The eclectic life of Paddy Lovely
Paddy Lovely: LIFE, runs from 6 – 29 October, 2023, The Lovely Gallery.
Situated at 140 Sydenham Road, the Lovely Gallery is celebrating the 85th Birthday of Patrick ‘Paddy’ Lovely through an exhibition of his work, ‘The Brixton Paintings, Animals, People and Sketch Books’. The gallery, owned Patrick’s daughter, Anna-Maria Lovely, who opened it in 2014. Her daughter Bonnie is also an artist, and all three generations studied at Camberwell School of Arts.
On a highstreet full of chicken tandooris and laundrettes, you’ll find a bright white oasis in The Lovely Gallery. The room is unassuming, made up of wooden planks, an antique table and a few mismatched chairs. On it, sunflowers sit in a vase above a littering of different-sized sketchbooks.
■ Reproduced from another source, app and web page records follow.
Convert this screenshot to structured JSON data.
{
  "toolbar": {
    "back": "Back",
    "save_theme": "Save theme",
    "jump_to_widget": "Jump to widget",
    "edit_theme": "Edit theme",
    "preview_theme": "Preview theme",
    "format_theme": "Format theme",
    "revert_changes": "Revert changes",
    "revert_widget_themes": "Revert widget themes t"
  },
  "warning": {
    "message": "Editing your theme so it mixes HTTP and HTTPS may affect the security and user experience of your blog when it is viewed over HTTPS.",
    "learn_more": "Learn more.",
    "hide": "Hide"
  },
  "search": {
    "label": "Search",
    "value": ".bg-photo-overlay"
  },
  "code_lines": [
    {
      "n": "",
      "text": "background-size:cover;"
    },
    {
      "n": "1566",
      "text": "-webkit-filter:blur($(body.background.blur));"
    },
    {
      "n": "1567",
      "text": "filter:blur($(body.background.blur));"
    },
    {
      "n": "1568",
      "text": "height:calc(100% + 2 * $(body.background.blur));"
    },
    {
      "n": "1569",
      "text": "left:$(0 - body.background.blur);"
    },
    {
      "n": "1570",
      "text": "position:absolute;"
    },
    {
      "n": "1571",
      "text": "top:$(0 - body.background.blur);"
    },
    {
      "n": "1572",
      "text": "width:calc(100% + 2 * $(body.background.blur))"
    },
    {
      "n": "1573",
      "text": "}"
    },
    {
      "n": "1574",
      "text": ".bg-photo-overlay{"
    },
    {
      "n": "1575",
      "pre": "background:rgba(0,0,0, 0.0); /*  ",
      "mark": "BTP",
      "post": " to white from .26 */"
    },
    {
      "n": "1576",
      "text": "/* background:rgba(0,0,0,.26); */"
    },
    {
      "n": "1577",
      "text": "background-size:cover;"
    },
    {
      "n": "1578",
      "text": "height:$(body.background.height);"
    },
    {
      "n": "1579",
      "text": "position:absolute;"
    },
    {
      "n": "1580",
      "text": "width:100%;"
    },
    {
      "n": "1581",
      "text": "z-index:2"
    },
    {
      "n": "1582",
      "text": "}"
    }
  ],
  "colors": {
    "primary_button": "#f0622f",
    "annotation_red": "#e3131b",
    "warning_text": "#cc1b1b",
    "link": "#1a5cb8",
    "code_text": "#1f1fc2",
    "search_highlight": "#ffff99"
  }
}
And just beyond, a long winding garden that fills the space with light. There, if you’re lucky, you’ll spot the gallery’s guard: Anna’s inky black cat.
London and France are key locations in Paddy’s work, and I am immediately drawn to his paintings of Brixton. These are loud images, bold, packed full of motion. They depict an array of bars filled with dancers, smokers and women, each more crowded than the next. Paddy explains how much Brixton has changed throughout the years, from the Windrush generation through to now. He moves through the space making haphazard noises before ushering me on to the painting of a goat – a pet that he kept in his garden in South London. From his work to his character, Paddy is a force of life, but I smell his lament for the past.
His paintings of France are quite different – especially the one of a street-side café. Most immediately, because it is in black and white, but also because of its slower pace. This is a sketch of a sleepy provincial village that the Lovely family returns to year after year, and Paddy has managed to insert his daughter, his friend and himself into the scene. Anna points at an old man outside the ‘Salle De Jeux’ and explains how he used to sit at the bar all day writing letters before tottering down the street to post them to himself. Again, I feel the family’s nostalgia towards this painting, to the familiarity of the place and their fondness of its people.
Other drawings are darker. I am shown the rather violent image of a baboon crying out in pain, as well as the sketch of a petrified girl to which Paddy cryptically drifts off: ‘…Look…Prophesy…the wars, prophecies’. His sketchbooks are similarly sombre as whole pages are smudged and cast into scribble. Even he is taken back by the force of his own hand: ‘Because it is so long ago, some of them, it’s like looking through a diary’.
The artist makes repeated reference to the use of mobile phones, and four women by the exit embody his preoccupation, each of them engrossed in their own digital world. Is this painting another criticism of modernity? From its charcoal smeared bodies to its ominous red glow, it would seem so.
Yet the exhibition is not so much a critique of the present as it is a homage to the past. Through a series of snapshots, we witness specific moments in Paddy’s life, from nights in old drinking dens to days spent lounging on the beach. But this is a collective memory – it is not exclusive to the artist. ‘LIFE’ at The Lovely Gallery, in its depictions of drinking, dancing and local communities, is an ode to public life. Within an increasingly isolated society, I understand now, the cause to reminisce.
Siena Swire was born and raised in Devon. She is a recent graduate of Trinity College Dublin where she studied English for four years. Her main interests are poetry and creative writing.
To discover more content exclusive to our print and digital editions, subscribe here to receive a copy of The London Magazine to your door every two months, while also enjoying full access to our extensive digital archive of essays, literary journalism, fiction and poetry.